» **Input**:
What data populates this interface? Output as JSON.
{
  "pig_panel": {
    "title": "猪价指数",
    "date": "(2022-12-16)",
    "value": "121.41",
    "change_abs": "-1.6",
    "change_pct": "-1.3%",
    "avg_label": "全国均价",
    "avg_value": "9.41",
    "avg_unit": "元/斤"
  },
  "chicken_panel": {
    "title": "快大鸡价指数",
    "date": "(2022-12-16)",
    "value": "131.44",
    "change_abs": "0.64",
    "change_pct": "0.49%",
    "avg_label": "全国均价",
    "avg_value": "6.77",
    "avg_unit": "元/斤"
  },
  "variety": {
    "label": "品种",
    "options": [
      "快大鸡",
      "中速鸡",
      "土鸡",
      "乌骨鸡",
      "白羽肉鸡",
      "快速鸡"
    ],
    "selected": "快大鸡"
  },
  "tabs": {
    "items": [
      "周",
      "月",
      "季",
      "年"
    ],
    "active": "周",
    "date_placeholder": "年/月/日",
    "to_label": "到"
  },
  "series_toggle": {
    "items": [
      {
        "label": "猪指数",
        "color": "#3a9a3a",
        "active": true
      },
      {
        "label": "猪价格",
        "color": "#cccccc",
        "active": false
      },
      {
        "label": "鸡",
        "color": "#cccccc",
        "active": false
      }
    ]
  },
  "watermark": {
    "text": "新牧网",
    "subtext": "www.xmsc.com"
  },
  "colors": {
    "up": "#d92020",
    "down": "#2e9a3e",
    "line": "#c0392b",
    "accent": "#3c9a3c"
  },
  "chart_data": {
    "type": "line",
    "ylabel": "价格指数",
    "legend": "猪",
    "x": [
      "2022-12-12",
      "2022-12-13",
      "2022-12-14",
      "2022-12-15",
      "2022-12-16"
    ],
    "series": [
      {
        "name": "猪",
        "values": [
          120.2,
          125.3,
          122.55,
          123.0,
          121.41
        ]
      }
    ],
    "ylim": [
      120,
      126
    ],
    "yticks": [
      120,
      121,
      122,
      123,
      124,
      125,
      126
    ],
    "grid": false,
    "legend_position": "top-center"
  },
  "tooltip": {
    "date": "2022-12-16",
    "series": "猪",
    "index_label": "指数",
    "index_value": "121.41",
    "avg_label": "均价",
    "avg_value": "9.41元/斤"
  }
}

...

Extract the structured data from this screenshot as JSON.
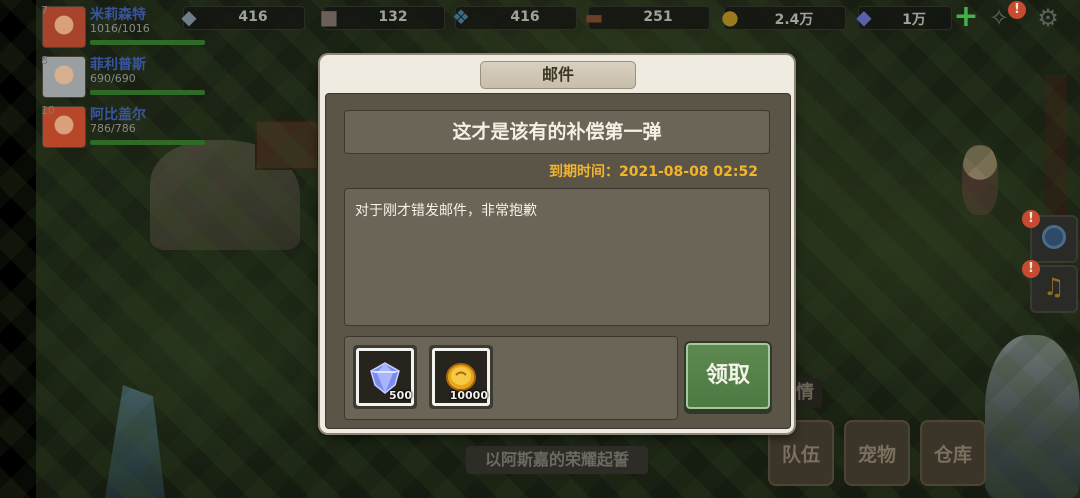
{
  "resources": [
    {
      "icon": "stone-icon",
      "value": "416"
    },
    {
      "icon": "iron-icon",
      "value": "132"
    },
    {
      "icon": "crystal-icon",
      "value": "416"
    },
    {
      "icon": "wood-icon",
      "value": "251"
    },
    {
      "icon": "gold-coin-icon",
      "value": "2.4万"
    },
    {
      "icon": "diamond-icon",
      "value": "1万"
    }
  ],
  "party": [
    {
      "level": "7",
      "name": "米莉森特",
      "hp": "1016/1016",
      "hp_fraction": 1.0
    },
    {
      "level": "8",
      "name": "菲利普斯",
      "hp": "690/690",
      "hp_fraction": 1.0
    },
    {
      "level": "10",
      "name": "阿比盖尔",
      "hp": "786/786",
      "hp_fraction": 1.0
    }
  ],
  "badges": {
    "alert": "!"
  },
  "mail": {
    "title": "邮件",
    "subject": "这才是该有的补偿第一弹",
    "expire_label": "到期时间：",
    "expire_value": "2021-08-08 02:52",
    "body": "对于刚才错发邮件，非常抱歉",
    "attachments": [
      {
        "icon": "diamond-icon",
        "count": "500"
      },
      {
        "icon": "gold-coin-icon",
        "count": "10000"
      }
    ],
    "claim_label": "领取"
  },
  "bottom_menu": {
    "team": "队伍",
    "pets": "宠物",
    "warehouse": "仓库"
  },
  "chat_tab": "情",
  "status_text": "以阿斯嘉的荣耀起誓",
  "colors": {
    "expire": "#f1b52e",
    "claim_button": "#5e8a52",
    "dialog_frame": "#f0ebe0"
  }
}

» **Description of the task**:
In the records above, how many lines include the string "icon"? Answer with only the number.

» **Expected answer**:
8